Chief Economic Strategist Managing Director

The views expressed herein are those of Kent Engelke and do not necessarily reflect those of Capitol Securities Management. Any opinions expressed are statements of judgment on this date and are subject to certain risks and uncertainties which could cause actual results to differ materially from those currently anticipated or projected. Any future dividends, interest, yields and event dates listed may be subject to change. An investor cannot invest in an index, and its returns are not indicative of the performance of any specific investment. Past performance is not indicative of future results. This material is being provided for informational purposes only. Any information should not be deemed a recommendation to buy, hold or sell any security. Certain information has been obtained from third-party sources we consider reliable, but we do not guarantee that such information is accurate or complete. This report is not a complete description of the securities, markets, or developments referred to in this material and does not include all available data necessary for making an investment decision. Prior to making an investment decision, please consult with your financial advisor about your individual situation. Investing involves risk and you may incur a profit or loss regardless of strategy selected. There is no guarantee that the statements, opinions or forecasts provided herein will prove to be correct.
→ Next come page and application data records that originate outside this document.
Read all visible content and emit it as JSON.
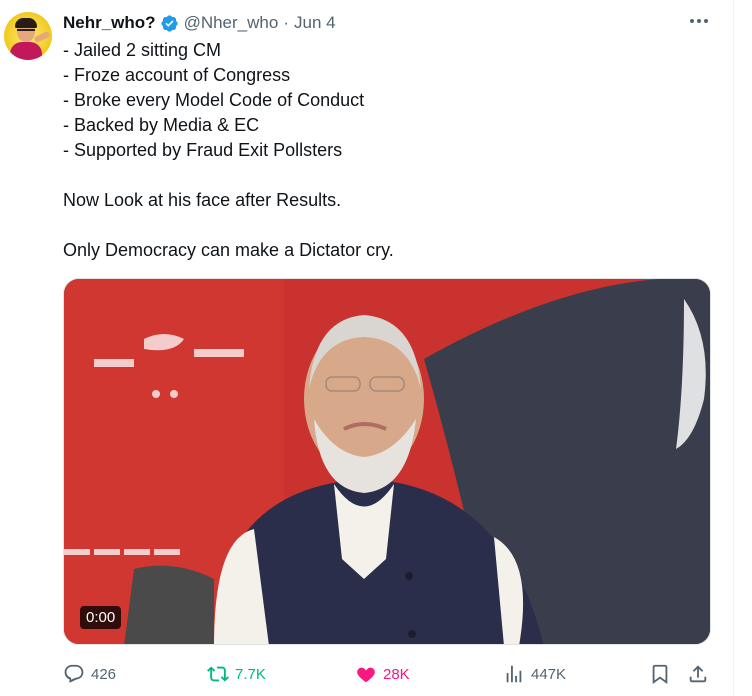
{
  "tweet": {
    "display_name": "Nehr_who?",
    "handle": "@Nher_who",
    "separator": "·",
    "date": "Jun 4",
    "lines": [
      "- Jailed 2 sitting CM",
      "- Froze account of Congress",
      "- Broke every Model Code of Conduct",
      "- Backed by Media & EC",
      "- Supported by Fraud Exit Pollsters",
      "",
      "Now Look at his face after Results.",
      "",
      "Only Democracy can make a Dictator cry."
    ]
  },
  "media": {
    "timecode": "0:00"
  },
  "actions": {
    "replies": "426",
    "reposts": "7.7K",
    "likes": "28K",
    "views": "447K"
  },
  "icons": {
    "verified": "verified-badge-icon",
    "more": "more-options-icon",
    "reply": "reply-icon",
    "retweet": "retweet-icon",
    "like": "heart-icon",
    "views": "views-icon",
    "bookmark": "bookmark-icon",
    "share": "share-icon"
  },
  "colors": {
    "text": "#0f1419",
    "secondary": "#536471",
    "verified": "#1d9bf0",
    "retweet_active": "#00ba7c",
    "like_active": "#f91880"
  }
}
If you would like to unsubscribe from this e-mail distribution, please reply to this e-mail and indicate that you wish to unsubscribe in your response.